» ACTION ITEM
Return the data below unchanged. Drop any pictures.

(Interface dataset entries)
----
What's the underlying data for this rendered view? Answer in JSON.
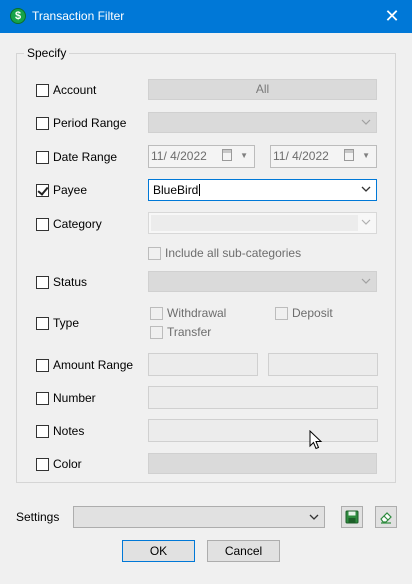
{
  "window": {
    "title": "Transaction Filter",
    "icon": "dollar-icon",
    "icon_glyph": "$",
    "close_glyph": "✕"
  },
  "group": {
    "legend": "Specify"
  },
  "account": {
    "label": "Account",
    "checked": false,
    "value": "All"
  },
  "period_range": {
    "label": "Period Range",
    "checked": false
  },
  "date_range": {
    "label": "Date Range",
    "checked": false,
    "start": "11/ 4/2022",
    "end": "11/ 4/2022"
  },
  "payee": {
    "label": "Payee",
    "checked": true,
    "value": "BlueBird"
  },
  "category": {
    "label": "Category",
    "checked": false,
    "include_sub_label": "Include all sub-categories"
  },
  "status": {
    "label": "Status",
    "checked": false
  },
  "type": {
    "label": "Type",
    "checked": false,
    "withdrawal_label": "Withdrawal",
    "deposit_label": "Deposit",
    "transfer_label": "Transfer"
  },
  "amount_range": {
    "label": "Amount Range",
    "checked": false
  },
  "number": {
    "label": "Number",
    "checked": false
  },
  "notes": {
    "label": "Notes",
    "checked": false
  },
  "color": {
    "label": "Color",
    "checked": false
  },
  "settings": {
    "label": "Settings",
    "value": "",
    "save_icon": "save-icon",
    "clear_icon": "eraser-icon"
  },
  "buttons": {
    "ok": "OK",
    "cancel": "Cancel"
  },
  "colors": {
    "titlebar": "#0078d7",
    "focus_border": "#0078d7",
    "app_icon": "#16a34a"
  }
}
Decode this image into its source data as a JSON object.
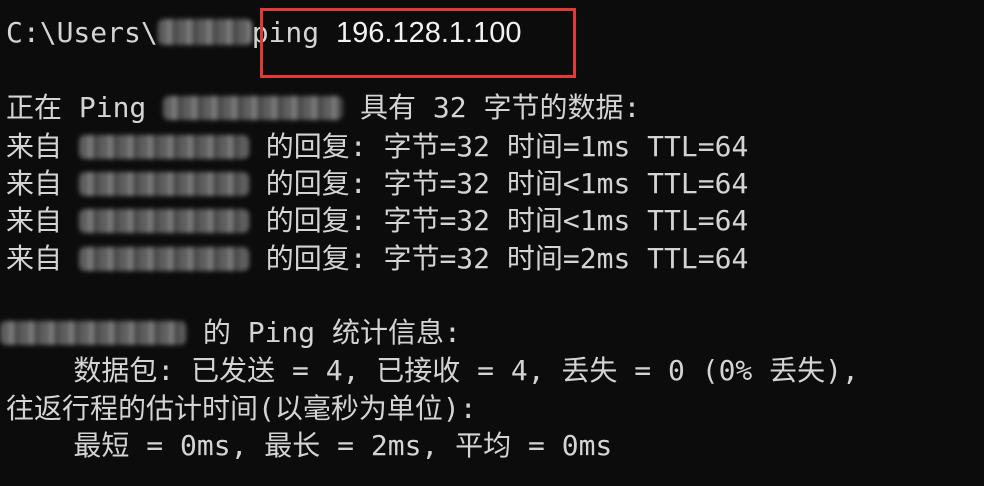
{
  "prompt": {
    "prefix": "C:\\Users\\",
    "command": "ping",
    "target": "196.128.1.100"
  },
  "header": {
    "prefix": "正在 Ping",
    "suffix": "具有 32 字节的数据:"
  },
  "replies": [
    {
      "from": "来自",
      "text": "的回复: 字节=32 时间=1ms TTL=64"
    },
    {
      "from": "来自",
      "text": "的回复: 字节=32 时间<1ms TTL=64"
    },
    {
      "from": "来自",
      "text": "的回复: 字节=32 时间<1ms TTL=64"
    },
    {
      "from": "来自",
      "text": "的回复: 字节=32 时间=2ms TTL=64"
    }
  ],
  "stats": {
    "title": "的 Ping 统计信息:",
    "packets": "    数据包: 已发送 = 4, 已接收 = 4, 丢失 = 0 (0% 丢失),",
    "rtt_title": "往返行程的估计时间(以毫秒为单位):",
    "rtt_values": "    最短 = 0ms, 最长 = 2ms, 平均 = 0ms"
  },
  "colors": {
    "background": "#0c0c0c",
    "text": "#d4d4d4",
    "highlight": "#e53935"
  }
}
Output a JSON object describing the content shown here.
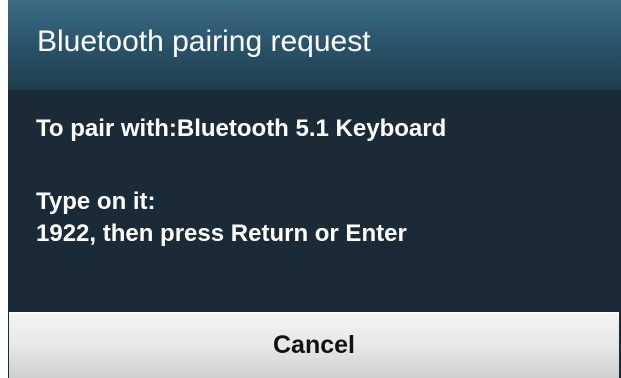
{
  "dialog": {
    "title": "Bluetooth pairing request",
    "pair_with_text": "To pair with:Bluetooth 5.1  Keyboard",
    "instruction_text": "Type on it:",
    "code_text": "1922, then press Return or Enter",
    "cancel_label": "Cancel"
  },
  "colors": {
    "titlebar": "#2b566c",
    "body": "#1b2a37",
    "text": "#ffffff",
    "button": "#e6e6e6"
  }
}
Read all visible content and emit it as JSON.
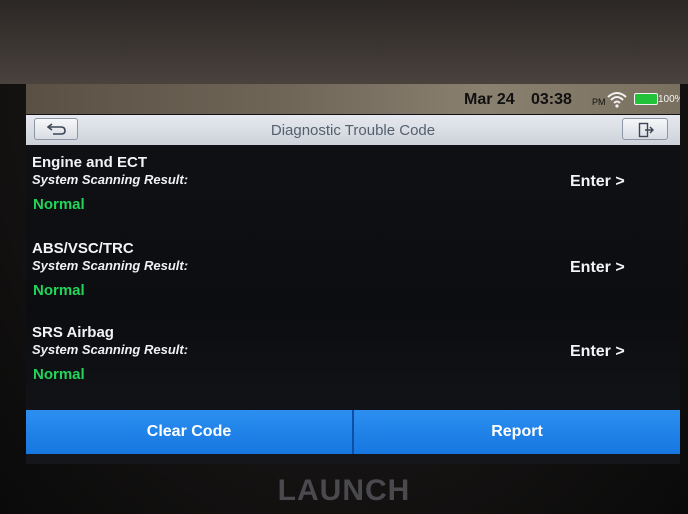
{
  "status_bar": {
    "date": "Mar 24",
    "time": "03:38",
    "ampm": "PM",
    "battery": "100%",
    "battery_color": "#22c33a"
  },
  "header": {
    "title": "Diagnostic Trouble Code",
    "back_icon": "back-arrow-icon",
    "exit_icon": "exit-icon"
  },
  "systems": [
    {
      "name": "Engine and ECT",
      "result_label": "System Scanning Result:",
      "status": "Normal",
      "action": "Enter >"
    },
    {
      "name": "ABS/VSC/TRC",
      "result_label": "System Scanning Result:",
      "status": "Normal",
      "action": "Enter >"
    },
    {
      "name": "SRS Airbag",
      "result_label": "System Scanning Result:",
      "status": "Normal",
      "action": "Enter >"
    }
  ],
  "footer": {
    "clear_code": "Clear Code",
    "report": "Report"
  },
  "brand": "LAUNCH",
  "colors": {
    "status_normal": "#22d45a",
    "button_blue": "#1677e0"
  }
}
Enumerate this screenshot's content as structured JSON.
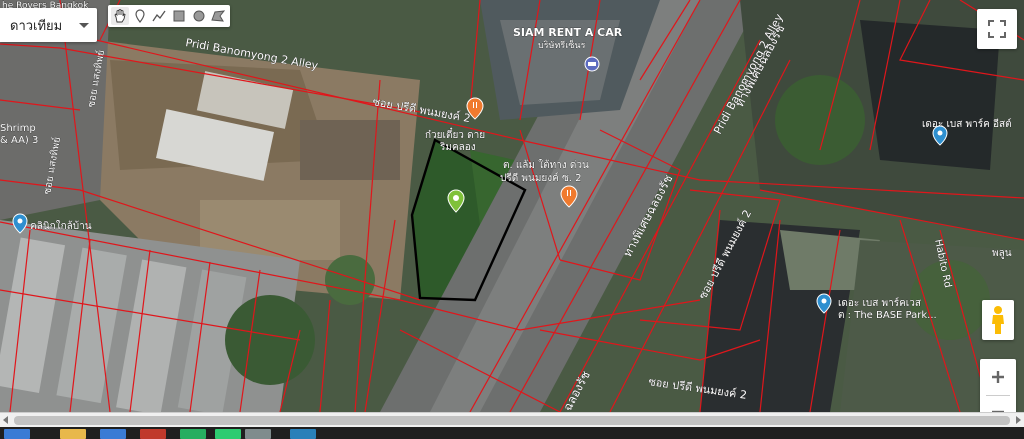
{
  "map_type": {
    "label": "ดาวเทียม"
  },
  "draw_tools": [
    {
      "name": "pan-hand-icon"
    },
    {
      "name": "marker-tool-icon"
    },
    {
      "name": "polyline-tool-icon"
    },
    {
      "name": "rectangle-tool-icon"
    },
    {
      "name": "circle-tool-icon"
    },
    {
      "name": "polygon-tool-icon"
    }
  ],
  "labels": {
    "top_left": "he Rovers Bangkok",
    "alley_top": "Pridi Banomyong 2 Alley",
    "alley_right": "Pridi Banomyong 2 Alley",
    "soi_th_top": "ซอย ปรีดี พนมยงค์ 2",
    "soi_th_center": "ซอย ปรีดี พนมยงค์ 2",
    "soi_th_bottom": "ซอย ปรีดี พนมยงค์ 2",
    "siam_rent": "SIAM RENT A CAR",
    "siam_rent_th": "บริษัทรีเซ็นร",
    "noodle_1": "ก๋วยเตี๋ยว ดาย",
    "noodle_2": "ริมคลอง",
    "stall_1": "ต. แล้ม ใต้ทาง ด่วน",
    "stall_2": "ปรีดี พนมยงค์ ซ. 2",
    "expressway_top": "ทางพิเศษฉลองรัช",
    "expressway_mid": "ทางพิเศษฉลองรัช",
    "expressway_bot": "ฉลองรัช",
    "the_base_1": "เดอะ เบส พาร์ค อีสต์",
    "the_base_2_th": "เดอะ เบส พาร์คเวส",
    "the_base_2_en": "ต : The BASE Park...",
    "clinic": "คลินิกใกล้บ้าน",
    "shrimp_1": "Shrimp",
    "shrimp_2": "& AA) 3",
    "soi_saeng": "ซอย แสงทิพย์",
    "soi_saeng_2": "ซอย แสงทิพย์",
    "habito": "Habito Rd",
    "palm": "พลูน"
  },
  "colors": {
    "parcel_lines": "#e0161b",
    "selected_parcel": "#000000",
    "pin_green": "#7fc13a",
    "pin_blue": "#2e8fcf",
    "pin_orange": "#f07a2e"
  }
}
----
» COMPLETED EXERCISE
What's the underlying data for this rendered view? Answer in JSON.
{
  "window": {
    "title": "Transaction Filter",
    "icon": "dollar-icon",
    "icon_glyph": "$",
    "close_glyph": "✕"
  },
  "group": {
    "legend": "Specify"
  },
  "account": {
    "label": "Account",
    "checked": false,
    "value": "All"
  },
  "period_range": {
    "label": "Period Range",
    "checked": false
  },
  "date_range": {
    "label": "Date Range",
    "checked": false,
    "start": "11/ 4/2022",
    "end": "11/ 4/2022"
  },
  "payee": {
    "label": "Payee",
    "checked": true,
    "value": "BlueBird"
  },
  "category": {
    "label": "Category",
    "checked": false,
    "include_sub_label": "Include all sub-categories"
  },
  "status": {
    "label": "Status",
    "checked": false
  },
  "type": {
    "label": "Type",
    "checked": false,
    "withdrawal_label": "Withdrawal",
    "deposit_label": "Deposit",
    "transfer_label": "Transfer"
  },
  "amount_range": {
    "label": "Amount Range",
    "checked": false
  },
  "number": {
    "label": "Number",
    "checked": false
  },
  "notes": {
    "label": "Notes",
    "checked": false
  },
  "color": {
    "label": "Color",
    "checked": false
  },
  "settings": {
    "label": "Settings",
    "value": "",
    "save_icon": "save-icon",
    "clear_icon": "eraser-icon"
  },
  "buttons": {
    "ok": "OK",
    "cancel": "Cancel"
  },
  "colors": {
    "titlebar": "#0078d7",
    "focus_border": "#0078d7",
    "app_icon": "#16a34a"
  }
}
Decode this image into its source data as a JSON object.
{
  "prompt": {
    "prefix": "C:\\Users\\",
    "command": "ping",
    "target": "196.128.1.100"
  },
  "header": {
    "prefix": "正在 Ping",
    "suffix": "具有 32 字节的数据:"
  },
  "replies": [
    {
      "from": "来自",
      "text": "的回复: 字节=32 时间=1ms TTL=64"
    },
    {
      "from": "来自",
      "text": "的回复: 字节=32 时间<1ms TTL=64"
    },
    {
      "from": "来自",
      "text": "的回复: 字节=32 时间<1ms TTL=64"
    },
    {
      "from": "来自",
      "text": "的回复: 字节=32 时间=2ms TTL=64"
    }
  ],
  "stats": {
    "title": "的 Ping 统计信息:",
    "packets": "    数据包: 已发送 = 4, 已接收 = 4, 丢失 = 0 (0% 丢失),",
    "rtt_title": "往返行程的估计时间(以毫秒为单位):",
    "rtt_values": "    最短 = 0ms, 最长 = 2ms, 平均 = 0ms"
  },
  "colors": {
    "background": "#0c0c0c",
    "text": "#d4d4d4",
    "highlight": "#e53935"
  }
}
Output a JSON object describing the content shown here.
{
  "dialog": {
    "title": "Bluetooth pairing request",
    "pair_with_text": "To pair with:Bluetooth 5.1  Keyboard",
    "instruction_text": "Type on it:",
    "code_text": "1922, then press Return or Enter",
    "cancel_label": "Cancel"
  },
  "colors": {
    "titlebar": "#2b566c",
    "body": "#1b2a37",
    "text": "#ffffff",
    "button": "#e6e6e6"
  }
}
Read all visible content and emit it as JSON.
{
  "status_bar": {
    "date": "Mar 24",
    "time": "03:38",
    "ampm": "PM",
    "battery": "100%",
    "battery_color": "#22c33a"
  },
  "header": {
    "title": "Diagnostic Trouble Code",
    "back_icon": "back-arrow-icon",
    "exit_icon": "exit-icon"
  },
  "systems": [
    {
      "name": "Engine and ECT",
      "result_label": "System Scanning Result:",
      "status": "Normal",
      "action": "Enter >"
    },
    {
      "name": "ABS/VSC/TRC",
      "result_label": "System Scanning Result:",
      "status": "Normal",
      "action": "Enter >"
    },
    {
      "name": "SRS Airbag",
      "result_label": "System Scanning Result:",
      "status": "Normal",
      "action": "Enter >"
    }
  ],
  "footer": {
    "clear_code": "Clear Code",
    "report": "Report"
  },
  "brand": "LAUNCH",
  "colors": {
    "status_normal": "#22d45a",
    "button_blue": "#1677e0"
  }
}
Enumerate this screenshot's content as structured JSON.
{
  "map_type": {
    "label": "ดาวเทียม"
  },
  "draw_tools": [
    {
      "name": "pan-hand-icon"
    },
    {
      "name": "marker-tool-icon"
    },
    {
      "name": "polyline-tool-icon"
    },
    {
      "name": "rectangle-tool-icon"
    },
    {
      "name": "circle-tool-icon"
    },
    {
      "name": "polygon-tool-icon"
    }
  ],
  "labels": {
    "top_left": "he Rovers Bangkok",
    "alley_top": "Pridi Banomyong 2 Alley",
    "alley_right": "Pridi Banomyong 2 Alley",
    "soi_th_top": "ซอย ปรีดี พนมยงค์ 2",
    "soi_th_center": "ซอย ปรีดี พนมยงค์ 2",
    "soi_th_bottom": "ซอย ปรีดี พนมยงค์ 2",
    "siam_rent": "SIAM RENT A CAR",
    "siam_rent_th": "บริษัทรีเซ็นร",
    "noodle_1": "ก๋วยเตี๋ยว ดาย",
    "noodle_2": "ริมคลอง",
    "stall_1": "ต. แล้ม ใต้ทาง ด่วน",
    "stall_2": "ปรีดี พนมยงค์ ซ. 2",
    "expressway_top": "ทางพิเศษฉลองรัช",
    "expressway_mid": "ทางพิเศษฉลองรัช",
    "expressway_bot": "ฉลองรัช",
    "the_base_1": "เดอะ เบส พาร์ค อีสต์",
    "the_base_2_th": "เดอะ เบส พาร์คเวส",
    "the_base_2_en": "ต : The BASE Park...",
    "clinic": "คลินิกใกล้บ้าน",
    "shrimp_1": "Shrimp",
    "shrimp_2": "& AA) 3",
    "soi_saeng": "ซอย แสงทิพย์",
    "soi_saeng_2": "ซอย แสงทิพย์",
    "habito": "Habito Rd",
    "palm": "พลูน"
  },
  "colors": {
    "parcel_lines": "#e0161b",
    "selected_parcel": "#000000",
    "pin_green": "#7fc13a",
    "pin_blue": "#2e8fcf",
    "pin_orange": "#f07a2e"
  }
}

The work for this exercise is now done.